"It's just inspiration as far as singing and melody and all that kind of stuff, and just an inspirational song anyway, and she delivers it."
Homecoming – Tom T. Hall
While Andersen has spent much time at home in 2020, he also knows the feeling of homesickness, a feeling he said Tom T. Hall perfectly captures in the song Homecoming.
"He just nails the whole vibe of being away, especially as a musician," he said. "I think it's just a perfect song, every line he's painting a picture … and of course, it makes me miss home every time he sings it."
Almost from the beginning, this year has been completely different than Joanna Barker expected. She thought she'd be teaching music and performing with her group Eastern Owl.
But in January, Barker ruptured her Achilles tendon while playing in a community volleyball tournament, bringing her home with her parents in Grand Falls-Windsor, N.L., instead of teaching in the Labrador community of Natuashish, and keeping her off her feet until April.
"By the time I was cleared to go back to work, COVID had really hit Canada, and I was not returning to Natuashish to teach and was housebound for even more time," she said.
Strange Girl – Laura Marling
Barker turned to music while healing from her injury and said Laura Marling always seems to have the right song at just the right moment in her life. She said Strange Girl came to her as she was fearful of beginning to walk again — and possibly being restricted again.
"Every part of this song in particular, Strange Girl it's called, is so relatable for me, and I needed it at the time," she said.
"This album was released in April, it was a few days before my boot came off — I was in this walking boot, and I was really nervous about letting go of it … when I heard this song, I was dancing in my seat as much as I could and I felt this overwhelming joy."
Barker said she sent the song to a friend as soon as she heard it, who in turn, was about to share it with her.
"Not only was this song really good for me in terms of helping me through such a difficult time, but it made me feel closer to someone that I was not able to be physically close to."
Reliever – William Prince
Barker said she also listened to a lot of William Prince's music while recovering, songs that she said are brilliantly written and that she now has a close connection with.
"He just says things in such a way that I feel as if that's all that needs to be said. He said it, we're good," she said.
"I spent most of my time in bed, just listening to this record, but it wasn't until the summer, when I was reunited with my partner, that I really fell in love with the song."
Lovely Day – Bill Withers
Now back in the classroom in Natuashish, Barker said she's glad to be back.
"It's been just a really joyous return and just being able to walk to all my favourite places here has been so core to my progressive healing, both emotionally and physically."
She said a Bill Withers song reminds her of the bond she's made with her students and her family this year.
"Lovely Day, for me, was a reminder to focus on who gets you through. In this case, it was my parents, my partner Kyle. My sister had a baby in April, in the middle of the crisis, so little baby Evelyn was a joy that saw a lot of us through," she said.

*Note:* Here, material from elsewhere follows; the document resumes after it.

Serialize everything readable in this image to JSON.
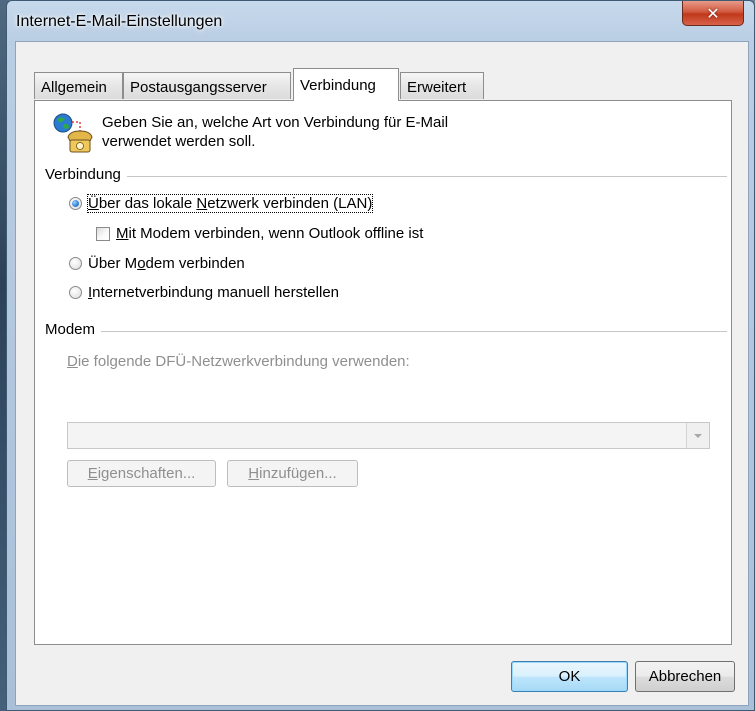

"When I sing this song, I think of all those faces — and my students, I was thinking about them and when I see their faces and 'when I look at you, I know it's going to be a lovely day.'"